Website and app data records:
━━━━━━━━━━━━━━━━

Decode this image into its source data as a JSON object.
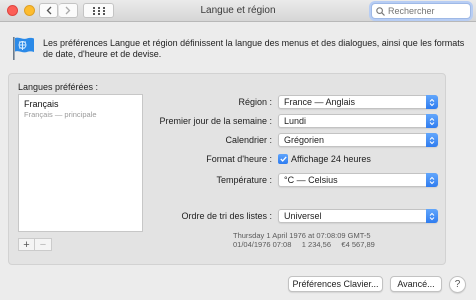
{
  "window": {
    "title": "Langue et région"
  },
  "search": {
    "placeholder": "Rechercher",
    "value": ""
  },
  "header": {
    "description": "Les préférences Langue et région définissent la langue des menus et des dialogues, ainsi que les formats de date, d'heure et de devise."
  },
  "languages": {
    "label": "Langues préférées :",
    "items": [
      {
        "name": "Français",
        "subtitle": "Français — principale"
      }
    ],
    "add_label": "+",
    "remove_label": "−"
  },
  "settings": {
    "region": {
      "label": "Région :",
      "value": "France — Anglais"
    },
    "first_day": {
      "label": "Premier jour de la semaine :",
      "value": "Lundi"
    },
    "calendar": {
      "label": "Calendrier :",
      "value": "Grégorien"
    },
    "time_format": {
      "label": "Format d'heure :",
      "checkbox_label": "Affichage 24 heures",
      "checked": true
    },
    "temperature": {
      "label": "Température :",
      "value": "°C — Celsius"
    },
    "sort_order": {
      "label": "Ordre de tri des listes :",
      "value": "Universel"
    }
  },
  "sample": {
    "line1": "Thursday 1 April 1976 at 07:08:09 GMT-5",
    "line2": "01/04/1976 07:08     1 234,56     €4 567,89"
  },
  "buttons": {
    "keyboard_prefs": "Préférences Clavier...",
    "advanced": "Avancé...",
    "help": "?"
  },
  "colors": {
    "accent": "#2f7cf0",
    "close": "#fc5f57",
    "minimize": "#fdbc2e"
  }
}
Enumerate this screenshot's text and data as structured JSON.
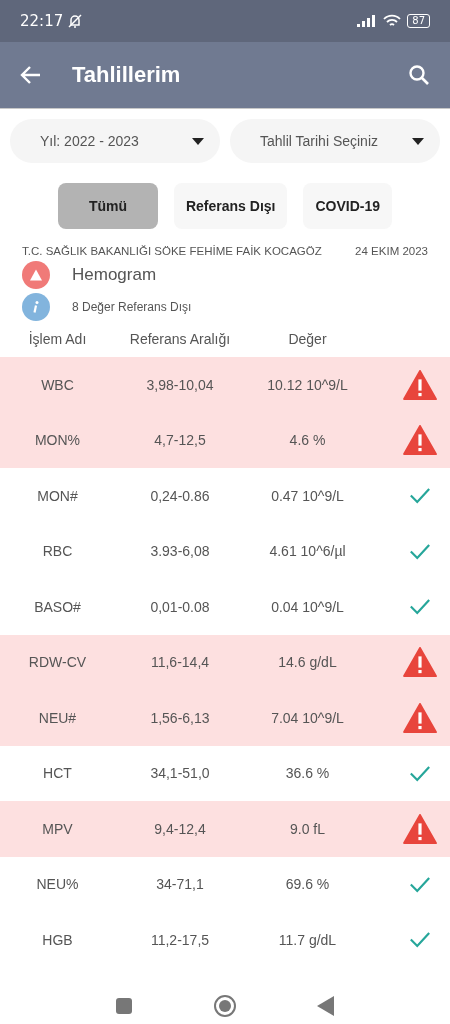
{
  "status_bar": {
    "time": "22:17",
    "battery": "87"
  },
  "app_bar": {
    "title": "Tahlillerim"
  },
  "dropdowns": [
    {
      "value": "Yıl: 2022 - 2023"
    },
    {
      "value": "Tahlil Tarihi Seçiniz"
    }
  ],
  "filters": [
    {
      "label": "Tümü",
      "selected": true
    },
    {
      "label": "Referans Dışı",
      "selected": false
    },
    {
      "label": "COVID-19",
      "selected": false
    }
  ],
  "report": {
    "institution": "T.C. SAĞLIK BAKANLIĞI SÖKE FEHİME FAİK KOCAGÖZ",
    "date": "24 EKIM 2023",
    "title": "Hemogram",
    "summary": "8 Değer Referans Dışı"
  },
  "table": {
    "columns": [
      "İşlem Adı",
      "Referans Aralığı",
      "Değer"
    ],
    "rows": [
      {
        "name": "WBC",
        "range": "3,98-10,04",
        "value": "10.12 10^9/L",
        "out_of_range": true
      },
      {
        "name": "MON%",
        "range": "4,7-12,5",
        "value": "4.6 %",
        "out_of_range": true
      },
      {
        "name": "MON#",
        "range": "0,24-0.86",
        "value": "0.47 10^9/L",
        "out_of_range": false
      },
      {
        "name": "RBC",
        "range": "3.93-6,08",
        "value": "4.61 10^6/µl",
        "out_of_range": false
      },
      {
        "name": "BASO#",
        "range": "0,01-0.08",
        "value": "0.04 10^9/L",
        "out_of_range": false
      },
      {
        "name": "RDW-CV",
        "range": "11,6-14,4",
        "value": "14.6 g/dL",
        "out_of_range": true
      },
      {
        "name": "NEU#",
        "range": "1,56-6,13",
        "value": "7.04 10^9/L",
        "out_of_range": true
      },
      {
        "name": "HCT",
        "range": "34,1-51,0",
        "value": "36.6 %",
        "out_of_range": false
      },
      {
        "name": "MPV",
        "range": "9,4-12,4",
        "value": "9.0 fL",
        "out_of_range": true
      },
      {
        "name": "NEU%",
        "range": "34-71,1",
        "value": "69.6 %",
        "out_of_range": false
      },
      {
        "name": "HGB",
        "range": "11,2-17,5",
        "value": "11.7 g/dL",
        "out_of_range": false
      }
    ]
  }
}
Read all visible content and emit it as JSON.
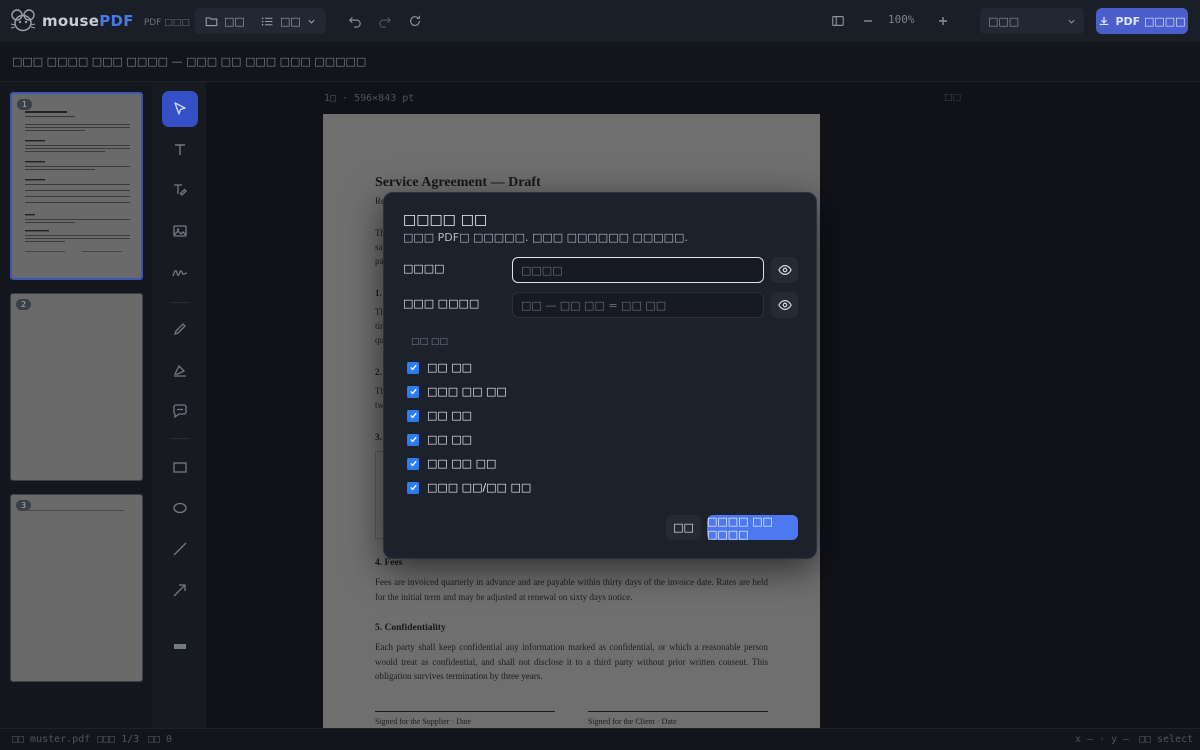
{
  "app": {
    "brand_prefix": "mouse",
    "brand_suffix": "PDF",
    "tag": "PDF □□□"
  },
  "toolbar": {
    "open_label": "□□",
    "pages_label": "□□",
    "zoom": "100%",
    "select_value": "□□□",
    "export_label": "PDF □□□□"
  },
  "subbar": {
    "text": "□□□ □□□□ □□□ □□□□ — □□□ □□ □□□ □□□ □□□□□"
  },
  "thumbnails": [
    {
      "num": "1"
    },
    {
      "num": "2"
    },
    {
      "num": "3"
    }
  ],
  "canvas": {
    "page_label": "1□ · 596×843 pt",
    "corner": "□□"
  },
  "document": {
    "title": "Service Agreement — Draft",
    "lines": [
      "Re",
      "Th",
      "sa",
      "pa",
      "1.",
      "Th",
      "tir",
      "qu",
      "2.",
      "Th",
      "tw",
      "3."
    ],
    "sec4_heading": "4. Fees",
    "sec4_body": "Fees are invoiced quarterly in advance and are payable within thirty days of the invoice date. Rates are held for the initial term and may be adjusted at renewal on sixty days notice.",
    "sec5_heading": "5. Confidentiality",
    "sec5_body": "Each party shall keep confidential any information marked as confidential, or which a reasonable person would treat as confidential, and shall not disclose it to a third party without prior written consent. This obligation survives termination by three years.",
    "sig_supplier": "Signed for the Supplier · Date",
    "sig_client": "Signed for the Client · Date"
  },
  "modal": {
    "title": "□□□□ □□",
    "desc": "□□□ PDF□ □□□□□. □□□ □□□□□□ □□□□□.",
    "password_label": "□□□□",
    "password_placeholder": "□□□□",
    "owner_label": "□□□ □□□□",
    "owner_placeholder": "□□ — □□ □□ = □□ □□",
    "permissions_label": "□□ □□",
    "permissions": [
      {
        "label": "□□ □□",
        "checked": true
      },
      {
        "label": "□□□ □□ □□",
        "checked": true
      },
      {
        "label": "□□ □□",
        "checked": true
      },
      {
        "label": "□□ □□",
        "checked": true
      },
      {
        "label": "□□ □□ □□",
        "checked": true
      },
      {
        "label": "□□□ □□/□□ □□",
        "checked": true
      }
    ],
    "cancel_label": "□□",
    "confirm_label": "□□□□ □□ □□□□"
  },
  "statusbar": {
    "file": "□□ muster.pdf",
    "page": "□□□ 1/3",
    "count": "□□ 0",
    "coords": "x — · y —",
    "mode": "□□ select"
  },
  "colors": {
    "accent": "#4d78f0",
    "checkbox": "#2f7df2",
    "active_tool": "#3550c6"
  }
}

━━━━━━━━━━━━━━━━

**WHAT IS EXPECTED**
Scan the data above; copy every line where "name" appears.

**RESPONSE**
        "name": "Français",
        "name": "WBC",
        "name": "MON%",
        "name": "MON#",
        "name": "RBC",
        "name": "BASO#",
        "name": "RDW-CV",
        "name": "NEU#",
        "name": "HCT",
        "name": "MPV",
        "name": "NEU%",
        "name": "HGB",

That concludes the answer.